■ WHAT IS BEING ASKED ■
Give every entry again, exactly.
-------- WORKING DATA --------
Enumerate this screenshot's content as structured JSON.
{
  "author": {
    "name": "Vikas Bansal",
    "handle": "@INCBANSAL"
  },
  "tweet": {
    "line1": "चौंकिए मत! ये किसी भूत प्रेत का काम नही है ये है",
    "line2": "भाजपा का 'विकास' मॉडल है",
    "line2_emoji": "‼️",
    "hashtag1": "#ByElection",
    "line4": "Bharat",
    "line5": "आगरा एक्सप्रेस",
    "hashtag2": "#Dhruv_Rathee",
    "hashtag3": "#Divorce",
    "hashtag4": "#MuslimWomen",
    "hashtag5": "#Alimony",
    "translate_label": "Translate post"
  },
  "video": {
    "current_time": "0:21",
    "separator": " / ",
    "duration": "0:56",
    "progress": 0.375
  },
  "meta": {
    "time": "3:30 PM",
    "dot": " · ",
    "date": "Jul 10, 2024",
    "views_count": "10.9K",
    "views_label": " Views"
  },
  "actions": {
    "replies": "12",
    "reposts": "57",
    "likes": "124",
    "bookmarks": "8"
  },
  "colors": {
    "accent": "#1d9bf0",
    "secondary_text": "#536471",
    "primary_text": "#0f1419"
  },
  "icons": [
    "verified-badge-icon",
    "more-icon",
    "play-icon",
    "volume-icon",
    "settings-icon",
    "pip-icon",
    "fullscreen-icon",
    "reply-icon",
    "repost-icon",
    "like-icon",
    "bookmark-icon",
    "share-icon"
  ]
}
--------
■ SOLUTION TO THE PROBLEM ■
Enumerate this screenshot's content as structured JSON.
{
  "author": {
    "name": "Vikas Bansal",
    "handle": "@INCBANSAL"
  },
  "tweet": {
    "line1": "चौंकिए मत! ये किसी भूत प्रेत का काम नही है ये है",
    "line2": "भाजपा का 'विकास' मॉडल है",
    "line2_emoji": "‼️",
    "hashtag1": "#ByElection",
    "line4": "Bharat",
    "line5": "आगरा एक्सप्रेस",
    "hashtag2": "#Dhruv_Rathee",
    "hashtag3": "#Divorce",
    "hashtag4": "#MuslimWomen",
    "hashtag5": "#Alimony",
    "translate_label": "Translate post"
  },
  "video": {
    "current_time": "0:21",
    "separator": " / ",
    "duration": "0:56",
    "progress": 0.375
  },
  "meta": {
    "time": "3:30 PM",
    "dot": " · ",
    "date": "Jul 10, 2024",
    "views_count": "10.9K",
    "views_label": " Views"
  },
  "actions": {
    "replies": "12",
    "reposts": "57",
    "likes": "124",
    "bookmarks": "8"
  },
  "colors": {
    "accent": "#1d9bf0",
    "secondary_text": "#536471",
    "primary_text": "#0f1419"
  },
  "icons": [
    "verified-badge-icon",
    "more-icon",
    "play-icon",
    "volume-icon",
    "settings-icon",
    "pip-icon",
    "fullscreen-icon",
    "reply-icon",
    "repost-icon",
    "like-icon",
    "bookmark-icon",
    "share-icon"
  ]
}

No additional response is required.